To many scientists, the president's budget gets a lot right. But in Obama's speech to Congress a couple of days earlier, he got at least one thing wrong. In his remarks, the president promised that his education policies would help more people attend college, ensuring that "by 2020, America will once again have the highest proportion of college graduates in the world." The country is already there, however. Data compiled by the U.S. National Science Foundation and the Organisation for Economic Co-Operation and Development, affiliated with the European Union, show that the United States leads the world, with roughly 30% of its adult population holding 4-year college degrees.

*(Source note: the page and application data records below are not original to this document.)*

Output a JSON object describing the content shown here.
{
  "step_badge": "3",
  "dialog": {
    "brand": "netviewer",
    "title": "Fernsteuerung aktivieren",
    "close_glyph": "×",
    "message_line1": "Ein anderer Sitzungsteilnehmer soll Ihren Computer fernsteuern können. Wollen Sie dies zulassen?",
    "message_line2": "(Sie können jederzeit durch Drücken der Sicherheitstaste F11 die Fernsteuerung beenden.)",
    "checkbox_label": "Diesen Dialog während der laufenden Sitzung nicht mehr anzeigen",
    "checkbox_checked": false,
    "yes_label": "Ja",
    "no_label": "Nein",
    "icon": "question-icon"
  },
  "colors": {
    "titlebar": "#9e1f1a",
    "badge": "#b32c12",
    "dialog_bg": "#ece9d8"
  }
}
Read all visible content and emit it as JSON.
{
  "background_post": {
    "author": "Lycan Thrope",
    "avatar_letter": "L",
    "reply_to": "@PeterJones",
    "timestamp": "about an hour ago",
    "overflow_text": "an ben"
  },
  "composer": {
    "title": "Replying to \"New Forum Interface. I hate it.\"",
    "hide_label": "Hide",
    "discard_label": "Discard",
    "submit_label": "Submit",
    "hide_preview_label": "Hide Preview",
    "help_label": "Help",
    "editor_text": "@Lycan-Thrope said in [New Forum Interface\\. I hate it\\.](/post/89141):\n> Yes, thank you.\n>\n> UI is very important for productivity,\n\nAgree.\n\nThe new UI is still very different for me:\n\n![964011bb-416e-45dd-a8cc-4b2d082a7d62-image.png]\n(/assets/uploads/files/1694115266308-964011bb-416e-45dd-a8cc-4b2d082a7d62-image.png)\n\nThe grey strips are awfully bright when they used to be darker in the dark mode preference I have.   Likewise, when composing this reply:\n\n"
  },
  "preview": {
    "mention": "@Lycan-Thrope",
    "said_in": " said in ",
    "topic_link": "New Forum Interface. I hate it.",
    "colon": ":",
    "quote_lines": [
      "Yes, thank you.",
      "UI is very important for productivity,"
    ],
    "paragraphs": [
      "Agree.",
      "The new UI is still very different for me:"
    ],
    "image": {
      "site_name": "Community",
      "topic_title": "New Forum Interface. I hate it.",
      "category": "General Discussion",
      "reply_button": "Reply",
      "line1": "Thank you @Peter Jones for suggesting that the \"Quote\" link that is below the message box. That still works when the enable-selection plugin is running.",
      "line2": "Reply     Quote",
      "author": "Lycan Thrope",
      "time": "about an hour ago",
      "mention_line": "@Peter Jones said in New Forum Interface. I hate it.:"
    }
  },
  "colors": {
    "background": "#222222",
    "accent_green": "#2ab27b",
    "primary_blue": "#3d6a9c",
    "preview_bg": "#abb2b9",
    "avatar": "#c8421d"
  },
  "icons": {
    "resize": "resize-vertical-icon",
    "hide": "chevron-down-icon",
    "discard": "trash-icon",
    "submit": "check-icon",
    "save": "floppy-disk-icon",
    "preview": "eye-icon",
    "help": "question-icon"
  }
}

In non-U.S. news, U.K. Prime Minister Gordon Brown gave a speech of his own about science. Challenging the economic gloom that seems to hit the news every day, he assured scientists that U.K. research will not be "a victim of the recession." Brown's address highlighted his vision for science as a driver of the U.K.'s economic future, a desire that has triggered much debate within the scientific community. Meanwhile in Japan, the incoming president of the University of Tokyo dismissed the importance of school rankings. "University research should be not to satisfy individual egos but to enrich the entire society and humanity," he said. And in France, French higher education and research minister Valérie Pécresse made some concessions to academics in hopes of ending the strike against university reforms, now in its fourth week. But the move didn't satisfy all of the trade unions, and another demonstration is planned.
If science policy ranks high on your list of interests, educate yourself with ScienceInsider.